Data Start Marker
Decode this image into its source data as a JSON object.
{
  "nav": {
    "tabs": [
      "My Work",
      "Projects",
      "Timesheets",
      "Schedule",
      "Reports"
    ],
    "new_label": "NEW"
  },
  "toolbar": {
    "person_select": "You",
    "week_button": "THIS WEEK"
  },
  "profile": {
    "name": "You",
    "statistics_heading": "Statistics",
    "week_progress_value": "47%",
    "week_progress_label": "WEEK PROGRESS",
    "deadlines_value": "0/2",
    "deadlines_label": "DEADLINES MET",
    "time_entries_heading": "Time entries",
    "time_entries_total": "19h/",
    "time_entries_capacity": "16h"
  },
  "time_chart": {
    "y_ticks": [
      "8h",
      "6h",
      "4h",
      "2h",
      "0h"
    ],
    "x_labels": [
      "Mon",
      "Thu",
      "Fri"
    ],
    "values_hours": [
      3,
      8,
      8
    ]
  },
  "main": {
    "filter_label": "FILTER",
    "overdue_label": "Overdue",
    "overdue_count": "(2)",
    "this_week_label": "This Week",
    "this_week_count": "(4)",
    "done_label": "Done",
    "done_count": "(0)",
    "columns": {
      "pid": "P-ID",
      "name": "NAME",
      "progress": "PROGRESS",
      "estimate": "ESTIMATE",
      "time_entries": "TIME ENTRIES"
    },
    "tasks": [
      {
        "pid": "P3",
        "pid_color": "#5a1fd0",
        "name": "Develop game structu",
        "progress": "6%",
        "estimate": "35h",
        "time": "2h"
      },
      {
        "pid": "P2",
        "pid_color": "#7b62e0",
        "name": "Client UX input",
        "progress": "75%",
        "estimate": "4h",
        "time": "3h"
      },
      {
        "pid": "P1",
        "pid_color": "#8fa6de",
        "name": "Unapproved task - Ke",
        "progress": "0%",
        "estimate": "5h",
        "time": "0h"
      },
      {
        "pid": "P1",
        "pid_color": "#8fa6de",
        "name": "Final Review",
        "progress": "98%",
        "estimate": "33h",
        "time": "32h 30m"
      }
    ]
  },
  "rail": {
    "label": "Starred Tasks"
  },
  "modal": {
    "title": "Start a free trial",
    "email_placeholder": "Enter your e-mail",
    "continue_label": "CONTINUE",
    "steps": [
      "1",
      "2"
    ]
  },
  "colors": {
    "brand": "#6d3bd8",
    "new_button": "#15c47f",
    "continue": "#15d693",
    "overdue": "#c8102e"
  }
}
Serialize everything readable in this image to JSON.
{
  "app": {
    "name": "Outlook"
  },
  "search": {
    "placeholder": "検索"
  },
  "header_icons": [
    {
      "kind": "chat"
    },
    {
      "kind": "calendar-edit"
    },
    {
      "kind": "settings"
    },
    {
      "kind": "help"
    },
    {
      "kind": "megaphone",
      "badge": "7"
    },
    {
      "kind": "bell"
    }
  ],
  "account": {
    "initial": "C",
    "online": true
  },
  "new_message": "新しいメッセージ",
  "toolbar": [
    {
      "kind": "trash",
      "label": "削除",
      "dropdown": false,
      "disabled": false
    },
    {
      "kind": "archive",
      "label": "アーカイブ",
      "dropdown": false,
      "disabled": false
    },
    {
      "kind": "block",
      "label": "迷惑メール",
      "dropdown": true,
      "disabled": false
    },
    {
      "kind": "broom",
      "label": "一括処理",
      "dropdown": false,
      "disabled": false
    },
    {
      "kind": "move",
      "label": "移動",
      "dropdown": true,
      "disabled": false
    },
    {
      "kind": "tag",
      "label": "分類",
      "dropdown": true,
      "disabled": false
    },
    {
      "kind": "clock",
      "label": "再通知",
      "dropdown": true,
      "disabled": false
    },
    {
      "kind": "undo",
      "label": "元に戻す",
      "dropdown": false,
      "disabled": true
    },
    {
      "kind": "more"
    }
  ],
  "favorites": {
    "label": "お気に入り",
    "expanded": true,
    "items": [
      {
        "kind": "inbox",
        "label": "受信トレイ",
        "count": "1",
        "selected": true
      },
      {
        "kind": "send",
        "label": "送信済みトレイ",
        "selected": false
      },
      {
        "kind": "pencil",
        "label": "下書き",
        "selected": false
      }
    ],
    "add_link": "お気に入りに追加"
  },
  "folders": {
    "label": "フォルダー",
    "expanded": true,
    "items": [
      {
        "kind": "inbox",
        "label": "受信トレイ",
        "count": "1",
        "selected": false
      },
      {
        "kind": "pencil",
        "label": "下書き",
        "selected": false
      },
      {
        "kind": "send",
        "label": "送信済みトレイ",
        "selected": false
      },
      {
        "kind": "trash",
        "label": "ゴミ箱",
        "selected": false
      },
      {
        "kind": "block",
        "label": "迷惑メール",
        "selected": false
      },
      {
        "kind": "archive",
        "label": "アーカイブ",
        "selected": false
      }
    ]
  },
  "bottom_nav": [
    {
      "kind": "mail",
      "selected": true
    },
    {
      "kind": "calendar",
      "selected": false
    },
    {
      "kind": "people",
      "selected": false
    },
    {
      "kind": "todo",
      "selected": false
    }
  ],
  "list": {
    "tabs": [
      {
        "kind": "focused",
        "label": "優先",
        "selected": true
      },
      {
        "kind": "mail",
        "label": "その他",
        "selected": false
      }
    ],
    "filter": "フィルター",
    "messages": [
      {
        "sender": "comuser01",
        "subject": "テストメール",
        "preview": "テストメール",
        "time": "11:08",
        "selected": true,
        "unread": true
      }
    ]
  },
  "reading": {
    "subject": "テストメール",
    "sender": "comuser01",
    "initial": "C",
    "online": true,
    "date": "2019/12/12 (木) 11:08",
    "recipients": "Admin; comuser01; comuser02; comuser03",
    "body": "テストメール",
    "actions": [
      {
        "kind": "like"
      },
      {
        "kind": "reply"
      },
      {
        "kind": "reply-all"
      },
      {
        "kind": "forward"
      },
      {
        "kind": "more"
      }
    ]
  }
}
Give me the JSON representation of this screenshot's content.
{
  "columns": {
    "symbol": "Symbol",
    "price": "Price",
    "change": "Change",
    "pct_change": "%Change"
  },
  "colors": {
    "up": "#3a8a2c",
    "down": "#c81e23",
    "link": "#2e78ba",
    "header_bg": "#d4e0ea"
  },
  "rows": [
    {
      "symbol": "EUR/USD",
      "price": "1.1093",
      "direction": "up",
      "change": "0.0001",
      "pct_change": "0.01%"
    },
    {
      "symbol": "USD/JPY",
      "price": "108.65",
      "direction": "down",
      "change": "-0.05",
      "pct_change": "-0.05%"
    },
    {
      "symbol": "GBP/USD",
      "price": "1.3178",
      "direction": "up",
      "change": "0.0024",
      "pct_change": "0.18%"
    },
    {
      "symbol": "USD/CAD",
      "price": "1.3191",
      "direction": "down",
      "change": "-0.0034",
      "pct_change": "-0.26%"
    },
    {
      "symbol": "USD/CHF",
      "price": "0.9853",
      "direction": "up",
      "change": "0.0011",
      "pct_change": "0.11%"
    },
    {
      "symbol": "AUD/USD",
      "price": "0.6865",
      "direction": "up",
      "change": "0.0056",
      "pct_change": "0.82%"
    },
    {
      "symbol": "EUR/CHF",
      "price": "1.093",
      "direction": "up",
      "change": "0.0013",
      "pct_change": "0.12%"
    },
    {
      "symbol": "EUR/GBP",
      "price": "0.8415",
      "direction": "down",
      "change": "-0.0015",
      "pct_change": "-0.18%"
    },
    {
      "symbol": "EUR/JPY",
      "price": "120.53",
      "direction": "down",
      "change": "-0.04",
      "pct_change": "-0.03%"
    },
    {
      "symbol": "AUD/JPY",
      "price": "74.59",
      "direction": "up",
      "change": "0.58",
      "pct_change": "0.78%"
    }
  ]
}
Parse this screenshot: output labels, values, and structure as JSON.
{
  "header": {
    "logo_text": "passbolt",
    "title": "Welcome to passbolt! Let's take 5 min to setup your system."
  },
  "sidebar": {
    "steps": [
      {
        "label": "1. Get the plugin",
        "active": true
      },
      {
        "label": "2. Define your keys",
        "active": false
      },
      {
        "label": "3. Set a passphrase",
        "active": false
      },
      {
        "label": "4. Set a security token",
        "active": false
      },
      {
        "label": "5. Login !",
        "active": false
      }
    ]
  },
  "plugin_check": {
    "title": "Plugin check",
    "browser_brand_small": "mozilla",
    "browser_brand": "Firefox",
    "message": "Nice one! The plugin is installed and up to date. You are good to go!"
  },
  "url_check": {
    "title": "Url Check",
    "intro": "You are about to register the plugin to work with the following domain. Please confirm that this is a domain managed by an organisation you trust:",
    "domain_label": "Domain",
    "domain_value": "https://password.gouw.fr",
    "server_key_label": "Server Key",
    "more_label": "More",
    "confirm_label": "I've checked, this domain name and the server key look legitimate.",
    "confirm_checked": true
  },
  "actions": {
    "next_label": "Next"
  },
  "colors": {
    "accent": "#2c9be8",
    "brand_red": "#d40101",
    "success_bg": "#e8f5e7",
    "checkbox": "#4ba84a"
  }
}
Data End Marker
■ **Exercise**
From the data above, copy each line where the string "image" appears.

■ **Task solution**
Decode this image into its source data as a JSON object.
Serialize everything readable in this image to JSON.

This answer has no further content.